- Not having a sexual fantasy while having sex with a partner, not having romantic sexual fantasies, and not having fantasies of another person having power over you.
- Having fewer sexual partners over your lifetime and during this year.
- Having first intercourse later.
While it is sad to see that the HSWs who responded to this questionnaire were slightly less likely to like having sex, they showed no difference in seeing sex as potentially satisfying, and found it even easier than nonHSWs to lubricate and have an orgasm. Thus their not liking sex may be related to HSPs’ reporting that it is often or almost always true that their genitals can be touched in ways that are too painful or intense, even when aroused. HSWs in particular–even more than HSMs, who also report this pain or intensity–may need to feel permission to complain when something hurts without feeling embarrassed, odd, or rejecting, or worrying that they will interfere with the other’s pleasure. Pain is pain, and HSPs do have a lower pain threshold.
HSWs as a group certainly seem to be considerate, conscientious, and discerning about who they get into bed with–they want to express their sexuality within a loving relationship. This preference may explain their greater ease having an orgasm and greater feelings of being loved and less feeling of fear or sadness.

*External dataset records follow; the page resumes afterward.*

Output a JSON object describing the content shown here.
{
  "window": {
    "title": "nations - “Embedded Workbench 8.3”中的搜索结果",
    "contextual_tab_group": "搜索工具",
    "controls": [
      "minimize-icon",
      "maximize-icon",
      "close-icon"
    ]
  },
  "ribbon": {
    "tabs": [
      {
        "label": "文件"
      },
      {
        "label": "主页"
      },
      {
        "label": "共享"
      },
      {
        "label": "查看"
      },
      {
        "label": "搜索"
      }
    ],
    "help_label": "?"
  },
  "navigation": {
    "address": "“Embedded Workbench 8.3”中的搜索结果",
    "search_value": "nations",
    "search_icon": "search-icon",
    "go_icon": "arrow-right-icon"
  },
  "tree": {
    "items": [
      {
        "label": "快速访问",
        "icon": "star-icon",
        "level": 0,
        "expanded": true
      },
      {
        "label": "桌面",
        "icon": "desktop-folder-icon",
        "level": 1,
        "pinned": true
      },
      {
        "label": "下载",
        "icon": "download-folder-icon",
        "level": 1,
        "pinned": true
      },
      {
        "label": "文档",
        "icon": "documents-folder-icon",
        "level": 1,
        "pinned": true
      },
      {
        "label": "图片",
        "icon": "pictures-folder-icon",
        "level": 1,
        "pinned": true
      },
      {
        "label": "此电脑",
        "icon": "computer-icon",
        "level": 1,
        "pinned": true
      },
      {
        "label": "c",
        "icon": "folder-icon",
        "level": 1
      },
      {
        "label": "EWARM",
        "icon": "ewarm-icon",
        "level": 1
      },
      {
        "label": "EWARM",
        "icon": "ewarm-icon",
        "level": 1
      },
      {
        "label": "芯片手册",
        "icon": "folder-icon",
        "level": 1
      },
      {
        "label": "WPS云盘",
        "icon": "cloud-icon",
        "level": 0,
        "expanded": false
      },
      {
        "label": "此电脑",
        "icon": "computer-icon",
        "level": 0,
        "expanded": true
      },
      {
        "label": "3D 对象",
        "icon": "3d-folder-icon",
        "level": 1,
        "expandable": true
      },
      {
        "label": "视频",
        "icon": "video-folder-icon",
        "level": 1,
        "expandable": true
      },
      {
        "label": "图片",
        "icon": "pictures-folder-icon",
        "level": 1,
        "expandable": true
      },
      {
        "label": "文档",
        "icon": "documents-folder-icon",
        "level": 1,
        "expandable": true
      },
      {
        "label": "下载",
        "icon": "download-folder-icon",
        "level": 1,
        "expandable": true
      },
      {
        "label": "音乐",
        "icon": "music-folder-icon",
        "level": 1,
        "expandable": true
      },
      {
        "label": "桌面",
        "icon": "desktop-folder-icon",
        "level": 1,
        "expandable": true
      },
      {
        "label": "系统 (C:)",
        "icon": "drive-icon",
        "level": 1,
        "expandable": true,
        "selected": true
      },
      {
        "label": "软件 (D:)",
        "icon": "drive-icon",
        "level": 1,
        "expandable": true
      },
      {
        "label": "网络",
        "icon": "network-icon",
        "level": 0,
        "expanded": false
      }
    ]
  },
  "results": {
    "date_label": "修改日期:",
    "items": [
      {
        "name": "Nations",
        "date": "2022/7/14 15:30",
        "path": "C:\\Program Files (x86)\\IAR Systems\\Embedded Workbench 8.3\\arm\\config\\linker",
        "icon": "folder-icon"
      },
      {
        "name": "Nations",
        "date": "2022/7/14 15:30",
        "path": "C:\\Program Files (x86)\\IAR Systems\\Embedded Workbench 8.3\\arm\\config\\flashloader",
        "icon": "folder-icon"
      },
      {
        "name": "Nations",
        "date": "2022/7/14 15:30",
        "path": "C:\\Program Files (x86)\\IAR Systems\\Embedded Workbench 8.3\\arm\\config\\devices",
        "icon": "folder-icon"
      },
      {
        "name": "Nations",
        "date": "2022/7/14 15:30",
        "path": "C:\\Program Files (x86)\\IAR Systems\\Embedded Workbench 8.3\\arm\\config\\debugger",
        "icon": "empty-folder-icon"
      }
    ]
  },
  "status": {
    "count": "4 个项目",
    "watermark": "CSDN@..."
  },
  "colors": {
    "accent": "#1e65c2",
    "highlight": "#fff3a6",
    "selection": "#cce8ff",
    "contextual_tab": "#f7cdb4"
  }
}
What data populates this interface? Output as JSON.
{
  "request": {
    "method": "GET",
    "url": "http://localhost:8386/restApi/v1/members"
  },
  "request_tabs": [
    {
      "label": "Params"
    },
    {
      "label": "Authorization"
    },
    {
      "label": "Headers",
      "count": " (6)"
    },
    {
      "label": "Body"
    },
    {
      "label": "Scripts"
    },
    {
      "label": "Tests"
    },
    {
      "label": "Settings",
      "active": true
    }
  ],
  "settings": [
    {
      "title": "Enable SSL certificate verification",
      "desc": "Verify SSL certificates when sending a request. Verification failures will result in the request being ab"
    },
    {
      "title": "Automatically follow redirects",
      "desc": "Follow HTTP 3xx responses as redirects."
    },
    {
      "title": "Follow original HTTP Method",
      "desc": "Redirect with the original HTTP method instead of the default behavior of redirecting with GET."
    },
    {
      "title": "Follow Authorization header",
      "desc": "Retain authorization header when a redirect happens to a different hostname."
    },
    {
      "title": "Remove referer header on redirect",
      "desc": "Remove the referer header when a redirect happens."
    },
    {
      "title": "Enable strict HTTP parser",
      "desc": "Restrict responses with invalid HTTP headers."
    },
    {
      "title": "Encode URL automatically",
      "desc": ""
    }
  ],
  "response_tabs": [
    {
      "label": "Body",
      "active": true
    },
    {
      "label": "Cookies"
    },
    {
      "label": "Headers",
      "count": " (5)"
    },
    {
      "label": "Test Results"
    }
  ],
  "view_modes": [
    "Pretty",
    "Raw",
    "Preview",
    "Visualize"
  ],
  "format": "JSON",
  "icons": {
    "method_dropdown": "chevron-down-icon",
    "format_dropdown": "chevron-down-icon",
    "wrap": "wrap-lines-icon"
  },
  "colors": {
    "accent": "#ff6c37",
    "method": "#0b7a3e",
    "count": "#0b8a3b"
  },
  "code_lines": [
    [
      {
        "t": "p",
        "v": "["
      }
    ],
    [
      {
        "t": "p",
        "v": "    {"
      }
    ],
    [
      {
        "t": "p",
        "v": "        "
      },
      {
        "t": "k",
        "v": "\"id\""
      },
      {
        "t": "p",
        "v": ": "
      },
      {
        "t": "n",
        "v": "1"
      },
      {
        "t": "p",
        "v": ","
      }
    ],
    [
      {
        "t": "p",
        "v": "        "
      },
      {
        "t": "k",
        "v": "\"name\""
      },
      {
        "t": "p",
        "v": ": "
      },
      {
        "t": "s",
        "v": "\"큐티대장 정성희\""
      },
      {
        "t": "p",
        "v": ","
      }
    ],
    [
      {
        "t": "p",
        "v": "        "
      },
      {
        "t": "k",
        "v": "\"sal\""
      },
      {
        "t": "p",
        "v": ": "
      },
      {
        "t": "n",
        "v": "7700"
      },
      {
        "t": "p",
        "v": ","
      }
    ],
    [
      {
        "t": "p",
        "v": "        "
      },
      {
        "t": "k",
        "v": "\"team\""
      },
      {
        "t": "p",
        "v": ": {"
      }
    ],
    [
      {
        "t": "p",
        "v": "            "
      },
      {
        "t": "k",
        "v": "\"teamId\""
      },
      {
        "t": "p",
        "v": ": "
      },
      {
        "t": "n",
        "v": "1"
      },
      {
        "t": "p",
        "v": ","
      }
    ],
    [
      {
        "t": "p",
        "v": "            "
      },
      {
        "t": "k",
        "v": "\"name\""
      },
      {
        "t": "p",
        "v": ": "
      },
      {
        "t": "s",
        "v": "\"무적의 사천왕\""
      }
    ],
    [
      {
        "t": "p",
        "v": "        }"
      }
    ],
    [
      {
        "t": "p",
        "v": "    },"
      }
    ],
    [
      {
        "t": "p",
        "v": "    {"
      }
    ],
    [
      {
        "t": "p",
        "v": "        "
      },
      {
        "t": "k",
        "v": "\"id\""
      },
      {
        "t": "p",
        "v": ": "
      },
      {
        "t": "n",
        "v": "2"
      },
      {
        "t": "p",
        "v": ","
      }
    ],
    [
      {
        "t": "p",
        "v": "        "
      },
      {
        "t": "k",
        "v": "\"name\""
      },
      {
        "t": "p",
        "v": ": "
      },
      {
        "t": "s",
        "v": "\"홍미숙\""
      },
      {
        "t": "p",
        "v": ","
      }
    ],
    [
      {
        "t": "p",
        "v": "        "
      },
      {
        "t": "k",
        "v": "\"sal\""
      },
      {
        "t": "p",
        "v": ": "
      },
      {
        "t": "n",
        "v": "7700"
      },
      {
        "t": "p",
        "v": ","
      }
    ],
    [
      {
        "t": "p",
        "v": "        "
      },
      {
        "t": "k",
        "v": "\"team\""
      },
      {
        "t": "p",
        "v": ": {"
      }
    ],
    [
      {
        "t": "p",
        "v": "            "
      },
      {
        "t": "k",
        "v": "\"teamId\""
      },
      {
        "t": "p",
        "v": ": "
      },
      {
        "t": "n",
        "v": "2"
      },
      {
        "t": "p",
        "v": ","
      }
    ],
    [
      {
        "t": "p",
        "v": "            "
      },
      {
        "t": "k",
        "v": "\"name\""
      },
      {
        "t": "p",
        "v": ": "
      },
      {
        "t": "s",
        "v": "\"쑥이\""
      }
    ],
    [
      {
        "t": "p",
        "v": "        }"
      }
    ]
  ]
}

Smart women.
HSMs And Sexuality
HSMs tended, again on the average, to rate themselves higher than nonHSMs on the following items (and in general HSWs did not differ from nonHSWs on these):
- Preferring not to have music on while having sex.
- Alcohol adversely affecting sexual performance.
- Having a sexual fantasy while having sex with a partner or while masturbating (what active imaginations!).
Apparently HSMs are not very different from nonHSMs, except in the ways all HSPs differ from all nonHSPs, plus not liking music on and having more fantasies. As for having their sexuality more affected by alcohol, that is exactly what I would have predicted, given that all HSPs are more affected by alcohol, and alcohol interferes more with men’s sexual performance than women’s. Thus it ought to have a differential affect on HSMs’ sexual performance.
Overall, HSPs seem to have as much interest in sex, have no more sexual problems, and bring even greater intensity to sexuality than nonHSPs. But we have different needs and responses–we require more calm and we are more easily overstimulated, stressed, distracted, and bothered by “small” unpleasantries, plus HSWs really want a loving, secure relationship before entering into sex. We are sensitive. And it makes a difference in our sexual lives. I hope sexual advisors and martial therapists will make use of these footnotes to what is “normal.”
In the next issue I will summarize some of the comments written on these questionnaires and also discuss how another temperament trait, sensation seeking, interacts with sensitivity.